§ **WHAT TO DO**: Read the lines of the data below and retrieve those with "screenshot".

§ **SOURCE MATERIAL**:

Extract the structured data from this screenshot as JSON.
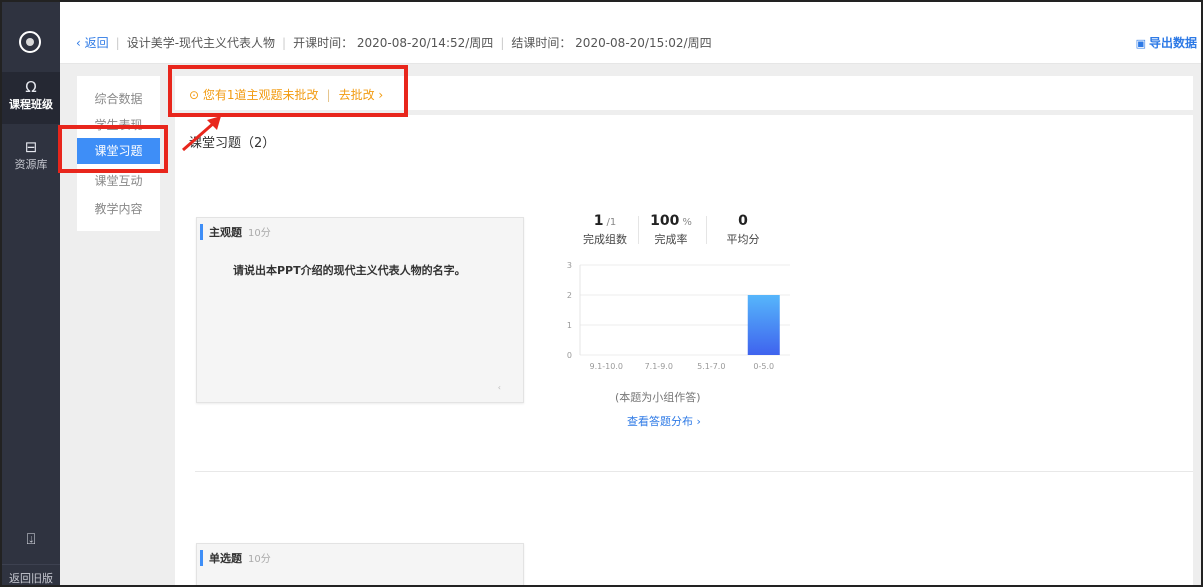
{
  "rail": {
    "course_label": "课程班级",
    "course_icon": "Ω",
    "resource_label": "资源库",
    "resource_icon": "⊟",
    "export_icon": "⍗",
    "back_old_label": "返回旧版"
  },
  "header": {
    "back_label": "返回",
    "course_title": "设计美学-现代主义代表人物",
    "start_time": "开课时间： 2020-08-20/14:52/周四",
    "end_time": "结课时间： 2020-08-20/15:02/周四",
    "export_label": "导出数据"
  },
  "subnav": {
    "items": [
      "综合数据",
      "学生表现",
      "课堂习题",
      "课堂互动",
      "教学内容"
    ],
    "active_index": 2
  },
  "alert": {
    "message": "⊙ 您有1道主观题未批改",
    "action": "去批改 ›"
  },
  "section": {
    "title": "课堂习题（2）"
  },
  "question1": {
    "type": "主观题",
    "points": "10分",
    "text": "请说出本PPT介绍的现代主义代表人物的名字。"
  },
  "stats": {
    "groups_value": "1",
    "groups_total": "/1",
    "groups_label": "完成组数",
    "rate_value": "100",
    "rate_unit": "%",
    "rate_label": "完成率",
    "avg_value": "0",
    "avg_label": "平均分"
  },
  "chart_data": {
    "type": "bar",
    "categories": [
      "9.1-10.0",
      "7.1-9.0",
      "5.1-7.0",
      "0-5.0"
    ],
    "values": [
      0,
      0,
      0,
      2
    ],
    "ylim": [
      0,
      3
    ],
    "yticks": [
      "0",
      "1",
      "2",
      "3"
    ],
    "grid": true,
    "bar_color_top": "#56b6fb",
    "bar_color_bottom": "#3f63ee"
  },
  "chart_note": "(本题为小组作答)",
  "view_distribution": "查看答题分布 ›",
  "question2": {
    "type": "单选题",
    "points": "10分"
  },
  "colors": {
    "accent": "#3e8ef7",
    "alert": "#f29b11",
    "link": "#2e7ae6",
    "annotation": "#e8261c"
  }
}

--

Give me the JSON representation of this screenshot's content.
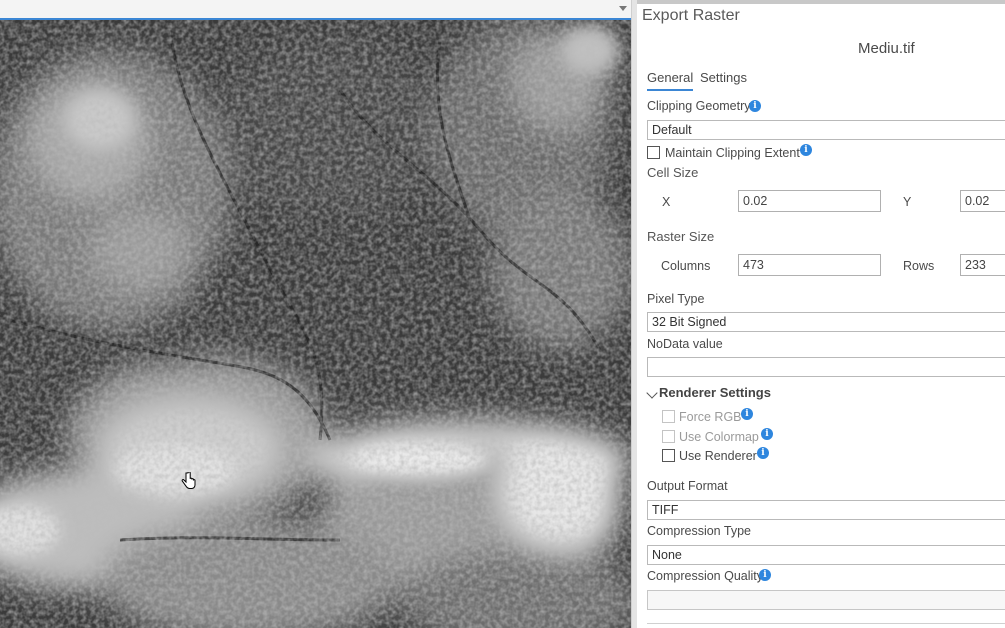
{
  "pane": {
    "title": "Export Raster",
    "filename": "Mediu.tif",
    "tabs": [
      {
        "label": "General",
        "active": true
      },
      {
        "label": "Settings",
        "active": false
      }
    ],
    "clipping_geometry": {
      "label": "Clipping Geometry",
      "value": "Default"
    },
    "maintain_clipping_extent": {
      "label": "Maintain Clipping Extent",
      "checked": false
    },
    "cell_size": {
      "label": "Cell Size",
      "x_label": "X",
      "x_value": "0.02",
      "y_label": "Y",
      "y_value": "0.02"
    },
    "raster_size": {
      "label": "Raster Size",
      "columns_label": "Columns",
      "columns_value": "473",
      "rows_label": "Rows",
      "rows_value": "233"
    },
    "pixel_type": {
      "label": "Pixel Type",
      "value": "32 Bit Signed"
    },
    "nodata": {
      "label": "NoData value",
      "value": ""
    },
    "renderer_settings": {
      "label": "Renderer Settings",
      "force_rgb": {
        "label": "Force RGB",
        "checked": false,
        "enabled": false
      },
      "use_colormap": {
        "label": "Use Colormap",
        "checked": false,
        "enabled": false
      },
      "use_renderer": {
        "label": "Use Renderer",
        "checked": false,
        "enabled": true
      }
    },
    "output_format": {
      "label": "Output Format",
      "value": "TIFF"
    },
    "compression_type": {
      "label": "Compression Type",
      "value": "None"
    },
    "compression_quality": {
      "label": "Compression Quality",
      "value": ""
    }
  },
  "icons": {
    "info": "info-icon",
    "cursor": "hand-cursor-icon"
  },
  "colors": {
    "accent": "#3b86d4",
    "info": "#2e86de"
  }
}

§ **YOUR SOLUTION**:
Extract the structured data from this screenshot as JSON.
Give me the JSON representation of this screenshot's content.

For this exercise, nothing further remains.